## TASK INSTRUCTIONS
Every record below is to be repeated exactly, with the pictures left out.

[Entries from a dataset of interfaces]
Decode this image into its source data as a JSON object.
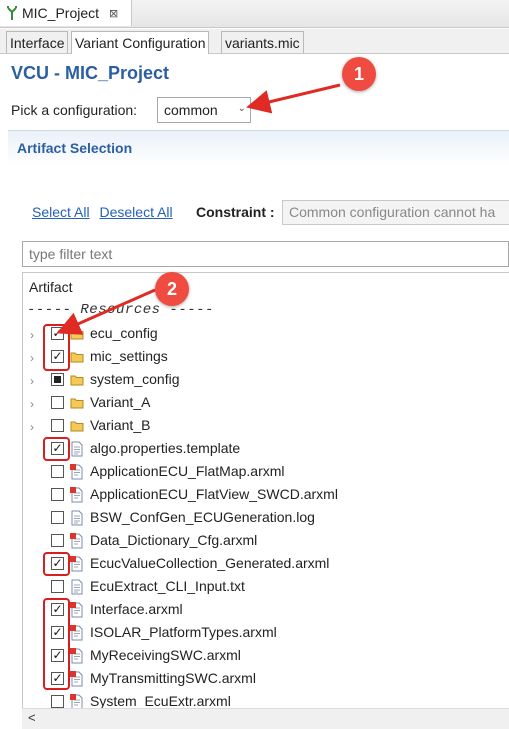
{
  "editor_tab": {
    "title": "MIC_Project",
    "close": "⊠"
  },
  "subtabs": [
    "Interface",
    "Variant Configuration",
    "variants.mic"
  ],
  "page_title": "VCU - MIC_Project",
  "config": {
    "label": "Pick a configuration:",
    "value": "common"
  },
  "section_title": "Artifact Selection",
  "links": {
    "select_all": "Select All",
    "deselect_all": "Deselect All"
  },
  "constraint": {
    "label": "Constraint :",
    "value": "Common configuration cannot ha"
  },
  "filter_placeholder": "type filter text",
  "tree": {
    "column_header": "Artifact",
    "resources_header": "----- Resources -----",
    "items": [
      {
        "name": "ecu_config",
        "type": "folder",
        "expandable": true,
        "state": "checked"
      },
      {
        "name": "mic_settings",
        "type": "folder",
        "expandable": true,
        "state": "checked"
      },
      {
        "name": "system_config",
        "type": "folder",
        "expandable": true,
        "state": "partial"
      },
      {
        "name": "Variant_A",
        "type": "folder",
        "expandable": true,
        "state": "unchecked"
      },
      {
        "name": "Variant_B",
        "type": "folder",
        "expandable": true,
        "state": "unchecked"
      },
      {
        "name": "algo.properties.template",
        "type": "file",
        "expandable": false,
        "state": "checked"
      },
      {
        "name": "ApplicationECU_FlatMap.arxml",
        "type": "arxml",
        "expandable": false,
        "state": "unchecked"
      },
      {
        "name": "ApplicationECU_FlatView_SWCD.arxml",
        "type": "arxml",
        "expandable": false,
        "state": "unchecked"
      },
      {
        "name": "BSW_ConfGen_ECUGeneration.log",
        "type": "file",
        "expandable": false,
        "state": "unchecked"
      },
      {
        "name": "Data_Dictionary_Cfg.arxml",
        "type": "arxml",
        "expandable": false,
        "state": "unchecked"
      },
      {
        "name": "EcucValueCollection_Generated.arxml",
        "type": "arxml",
        "expandable": false,
        "state": "checked"
      },
      {
        "name": "EcuExtract_CLI_Input.txt",
        "type": "file",
        "expandable": false,
        "state": "unchecked"
      },
      {
        "name": "Interface.arxml",
        "type": "arxml",
        "expandable": false,
        "state": "checked"
      },
      {
        "name": "ISOLAR_PlatformTypes.arxml",
        "type": "arxml",
        "expandable": false,
        "state": "checked"
      },
      {
        "name": "MyReceivingSWC.arxml",
        "type": "arxml",
        "expandable": false,
        "state": "checked"
      },
      {
        "name": "MyTransmittingSWC.arxml",
        "type": "arxml",
        "expandable": false,
        "state": "checked"
      },
      {
        "name": "System_EcuExtr.arxml",
        "type": "arxml",
        "expandable": false,
        "state": "unchecked"
      }
    ]
  },
  "callouts": [
    "1",
    "2"
  ],
  "colors": {
    "accent": "#2c5ea3",
    "annotation": "#ef4b40"
  }
}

## THE COMPLETED TASK
Decode this image into its source data as a JSON object.
{
  "editor_tab": {
    "title": "MIC_Project",
    "close": "⊠"
  },
  "subtabs": [
    "Interface",
    "Variant Configuration",
    "variants.mic"
  ],
  "page_title": "VCU - MIC_Project",
  "config": {
    "label": "Pick a configuration:",
    "value": "common"
  },
  "section_title": "Artifact Selection",
  "links": {
    "select_all": "Select All",
    "deselect_all": "Deselect All"
  },
  "constraint": {
    "label": "Constraint :",
    "value": "Common configuration cannot ha"
  },
  "filter_placeholder": "type filter text",
  "tree": {
    "column_header": "Artifact",
    "resources_header": "----- Resources -----",
    "items": [
      {
        "name": "ecu_config",
        "type": "folder",
        "expandable": true,
        "state": "checked"
      },
      {
        "name": "mic_settings",
        "type": "folder",
        "expandable": true,
        "state": "checked"
      },
      {
        "name": "system_config",
        "type": "folder",
        "expandable": true,
        "state": "partial"
      },
      {
        "name": "Variant_A",
        "type": "folder",
        "expandable": true,
        "state": "unchecked"
      },
      {
        "name": "Variant_B",
        "type": "folder",
        "expandable": true,
        "state": "unchecked"
      },
      {
        "name": "algo.properties.template",
        "type": "file",
        "expandable": false,
        "state": "checked"
      },
      {
        "name": "ApplicationECU_FlatMap.arxml",
        "type": "arxml",
        "expandable": false,
        "state": "unchecked"
      },
      {
        "name": "ApplicationECU_FlatView_SWCD.arxml",
        "type": "arxml",
        "expandable": false,
        "state": "unchecked"
      },
      {
        "name": "BSW_ConfGen_ECUGeneration.log",
        "type": "file",
        "expandable": false,
        "state": "unchecked"
      },
      {
        "name": "Data_Dictionary_Cfg.arxml",
        "type": "arxml",
        "expandable": false,
        "state": "unchecked"
      },
      {
        "name": "EcucValueCollection_Generated.arxml",
        "type": "arxml",
        "expandable": false,
        "state": "checked"
      },
      {
        "name": "EcuExtract_CLI_Input.txt",
        "type": "file",
        "expandable": false,
        "state": "unchecked"
      },
      {
        "name": "Interface.arxml",
        "type": "arxml",
        "expandable": false,
        "state": "checked"
      },
      {
        "name": "ISOLAR_PlatformTypes.arxml",
        "type": "arxml",
        "expandable": false,
        "state": "checked"
      },
      {
        "name": "MyReceivingSWC.arxml",
        "type": "arxml",
        "expandable": false,
        "state": "checked"
      },
      {
        "name": "MyTransmittingSWC.arxml",
        "type": "arxml",
        "expandable": false,
        "state": "checked"
      },
      {
        "name": "System_EcuExtr.arxml",
        "type": "arxml",
        "expandable": false,
        "state": "unchecked"
      }
    ]
  },
  "callouts": [
    "1",
    "2"
  ],
  "colors": {
    "accent": "#2c5ea3",
    "annotation": "#ef4b40"
  }
}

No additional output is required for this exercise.